The mounds are intricate structures and much like an iceberg, only 1/3 of the mound is visible with the other 2/3rds below ground.
The mounds are also temperature controlled!! The framework contains pores that can be opened or closed depending on where the sun is or where the prevailing wind is coming from. The temperature change can be as great as 10 degrees Fahrenheit.
Also, the mounds have a symbiotic relationship with the trees…..the trees feed off of the nitrogen that the mound produces!!
But, my favorite tree memory is from the Pod Mahogany tree. When we were stopped one afternoon, he reached down and picked up a black, kidney-shaped object. He then took a hatchet and started chopping it to get it open. Enjoy the video……
As you can tell from Michael’s and my exclamations, we were VERY surprised to see the seeds inside the pod, and even more surprised when we learned that they contain traces of Cyanide!!
Aren’t they the most AMAZING color?
Dylan told us that the Silvery Cheeked Hornbill eats these seeds but, since they don’t have a hatchet handy, I can’t imagine how they actually break into them.
Come back tomorrow for a look at some of the flowers and foliage!!
3 thoughts on “The Trees of Marromeu Complex”
Frances. I love the study of your trees. Trees are one of my favorite things. Does Dyan speak English? His knowledge is amazing. Did you get a photo of the mahogany tree? and is the same tree that is used to make furniture. My father worked in furniture and knew alot about wood. I gues that is where I get my interest in trees Jodie
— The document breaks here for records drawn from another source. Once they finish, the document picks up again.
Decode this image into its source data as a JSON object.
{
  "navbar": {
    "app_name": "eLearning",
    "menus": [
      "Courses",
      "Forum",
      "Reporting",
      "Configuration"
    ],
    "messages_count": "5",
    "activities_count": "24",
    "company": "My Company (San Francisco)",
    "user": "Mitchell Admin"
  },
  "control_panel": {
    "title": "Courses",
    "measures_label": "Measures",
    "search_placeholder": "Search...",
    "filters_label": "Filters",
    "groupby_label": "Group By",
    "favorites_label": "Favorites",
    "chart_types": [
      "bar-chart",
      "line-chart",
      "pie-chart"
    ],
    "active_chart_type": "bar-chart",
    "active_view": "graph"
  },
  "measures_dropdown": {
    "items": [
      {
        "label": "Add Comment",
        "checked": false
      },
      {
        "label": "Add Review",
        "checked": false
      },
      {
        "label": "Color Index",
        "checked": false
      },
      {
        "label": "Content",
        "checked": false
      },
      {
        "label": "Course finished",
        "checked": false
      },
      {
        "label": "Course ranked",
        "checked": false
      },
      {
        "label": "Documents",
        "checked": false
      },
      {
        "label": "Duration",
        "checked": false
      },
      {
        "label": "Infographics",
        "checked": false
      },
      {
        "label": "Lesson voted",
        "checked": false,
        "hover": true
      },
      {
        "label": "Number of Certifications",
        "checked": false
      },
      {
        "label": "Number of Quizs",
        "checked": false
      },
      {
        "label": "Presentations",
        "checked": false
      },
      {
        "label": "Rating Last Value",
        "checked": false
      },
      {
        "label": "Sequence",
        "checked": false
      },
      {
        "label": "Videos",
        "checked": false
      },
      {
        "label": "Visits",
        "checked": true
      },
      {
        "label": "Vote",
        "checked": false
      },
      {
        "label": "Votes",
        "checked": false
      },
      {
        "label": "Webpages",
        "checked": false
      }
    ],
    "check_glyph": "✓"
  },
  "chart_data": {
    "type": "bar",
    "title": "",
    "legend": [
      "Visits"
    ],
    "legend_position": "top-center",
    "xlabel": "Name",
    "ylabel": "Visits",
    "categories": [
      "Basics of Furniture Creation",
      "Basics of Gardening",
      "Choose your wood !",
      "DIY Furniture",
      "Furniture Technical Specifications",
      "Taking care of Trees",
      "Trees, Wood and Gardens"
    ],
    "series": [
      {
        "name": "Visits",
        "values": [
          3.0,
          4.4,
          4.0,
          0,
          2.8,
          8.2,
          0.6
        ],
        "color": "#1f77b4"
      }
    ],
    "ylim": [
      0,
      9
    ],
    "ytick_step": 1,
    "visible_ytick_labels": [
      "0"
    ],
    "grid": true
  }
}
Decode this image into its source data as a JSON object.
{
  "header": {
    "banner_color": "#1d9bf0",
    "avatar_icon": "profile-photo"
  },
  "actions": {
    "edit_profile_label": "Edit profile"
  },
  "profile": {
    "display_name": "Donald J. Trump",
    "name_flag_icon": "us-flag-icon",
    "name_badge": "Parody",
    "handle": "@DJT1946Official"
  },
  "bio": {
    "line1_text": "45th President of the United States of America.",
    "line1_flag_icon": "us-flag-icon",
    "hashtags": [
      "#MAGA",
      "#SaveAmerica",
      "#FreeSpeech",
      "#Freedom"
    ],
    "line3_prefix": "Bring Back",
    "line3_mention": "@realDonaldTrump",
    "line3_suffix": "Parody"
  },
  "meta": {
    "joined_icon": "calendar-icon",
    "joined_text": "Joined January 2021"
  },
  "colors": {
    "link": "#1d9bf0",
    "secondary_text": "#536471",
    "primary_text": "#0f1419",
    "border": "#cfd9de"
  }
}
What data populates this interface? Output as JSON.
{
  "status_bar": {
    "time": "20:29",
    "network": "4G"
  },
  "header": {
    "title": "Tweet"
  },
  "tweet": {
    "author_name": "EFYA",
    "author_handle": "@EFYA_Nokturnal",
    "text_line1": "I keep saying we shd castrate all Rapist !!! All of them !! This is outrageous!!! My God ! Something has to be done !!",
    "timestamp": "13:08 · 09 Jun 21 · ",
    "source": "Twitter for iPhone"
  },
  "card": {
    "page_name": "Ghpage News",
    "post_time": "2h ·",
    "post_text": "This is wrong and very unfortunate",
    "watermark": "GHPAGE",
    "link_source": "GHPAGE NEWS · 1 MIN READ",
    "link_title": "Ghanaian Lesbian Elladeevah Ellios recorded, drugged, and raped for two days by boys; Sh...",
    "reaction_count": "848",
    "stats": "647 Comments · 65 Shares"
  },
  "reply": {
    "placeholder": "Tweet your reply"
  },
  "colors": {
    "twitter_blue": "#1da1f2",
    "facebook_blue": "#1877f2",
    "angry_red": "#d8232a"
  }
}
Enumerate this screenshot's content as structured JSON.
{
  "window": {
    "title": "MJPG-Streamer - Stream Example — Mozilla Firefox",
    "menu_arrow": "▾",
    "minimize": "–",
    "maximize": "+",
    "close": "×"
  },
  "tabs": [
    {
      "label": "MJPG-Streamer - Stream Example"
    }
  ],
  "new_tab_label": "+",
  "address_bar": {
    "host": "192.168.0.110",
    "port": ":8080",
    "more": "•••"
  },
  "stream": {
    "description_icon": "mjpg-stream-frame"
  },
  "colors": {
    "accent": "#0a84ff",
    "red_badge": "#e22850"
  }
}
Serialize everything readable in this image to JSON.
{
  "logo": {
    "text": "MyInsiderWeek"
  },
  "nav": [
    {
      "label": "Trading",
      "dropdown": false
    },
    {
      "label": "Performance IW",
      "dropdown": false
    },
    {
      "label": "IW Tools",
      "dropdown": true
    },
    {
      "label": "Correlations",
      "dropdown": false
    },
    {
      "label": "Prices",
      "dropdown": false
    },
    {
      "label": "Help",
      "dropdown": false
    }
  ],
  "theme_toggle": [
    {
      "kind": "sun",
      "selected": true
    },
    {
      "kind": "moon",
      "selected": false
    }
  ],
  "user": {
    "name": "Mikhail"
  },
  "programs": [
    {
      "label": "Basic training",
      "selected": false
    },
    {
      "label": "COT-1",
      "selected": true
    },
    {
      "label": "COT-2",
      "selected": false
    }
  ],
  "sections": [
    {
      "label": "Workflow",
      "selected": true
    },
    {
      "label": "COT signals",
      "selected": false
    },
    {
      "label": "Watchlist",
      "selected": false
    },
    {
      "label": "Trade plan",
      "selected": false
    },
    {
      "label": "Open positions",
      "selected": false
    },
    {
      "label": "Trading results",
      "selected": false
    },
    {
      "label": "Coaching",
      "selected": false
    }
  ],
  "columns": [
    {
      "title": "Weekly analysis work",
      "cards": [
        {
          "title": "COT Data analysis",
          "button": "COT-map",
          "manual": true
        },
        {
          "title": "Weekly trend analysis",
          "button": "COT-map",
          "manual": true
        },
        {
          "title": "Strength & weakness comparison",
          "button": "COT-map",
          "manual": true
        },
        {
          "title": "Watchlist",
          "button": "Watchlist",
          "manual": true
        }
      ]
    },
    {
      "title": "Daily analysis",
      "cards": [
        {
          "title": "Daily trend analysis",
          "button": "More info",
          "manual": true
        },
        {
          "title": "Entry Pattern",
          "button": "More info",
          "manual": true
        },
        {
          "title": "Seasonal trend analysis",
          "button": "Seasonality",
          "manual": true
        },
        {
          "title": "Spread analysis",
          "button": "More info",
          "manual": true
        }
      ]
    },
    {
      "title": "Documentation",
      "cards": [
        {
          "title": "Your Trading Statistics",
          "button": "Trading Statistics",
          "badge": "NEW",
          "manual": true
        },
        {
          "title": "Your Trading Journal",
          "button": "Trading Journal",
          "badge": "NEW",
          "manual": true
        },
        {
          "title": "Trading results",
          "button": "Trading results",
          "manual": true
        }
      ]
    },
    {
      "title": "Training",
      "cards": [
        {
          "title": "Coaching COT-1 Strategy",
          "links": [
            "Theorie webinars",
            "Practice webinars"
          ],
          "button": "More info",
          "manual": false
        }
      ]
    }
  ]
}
Hey Jodi. Yes, Dylan is South African and spoke wonderful English!! I didn’t get a photo of a mahogany tree!! In another life I would love to do some wood turning!!!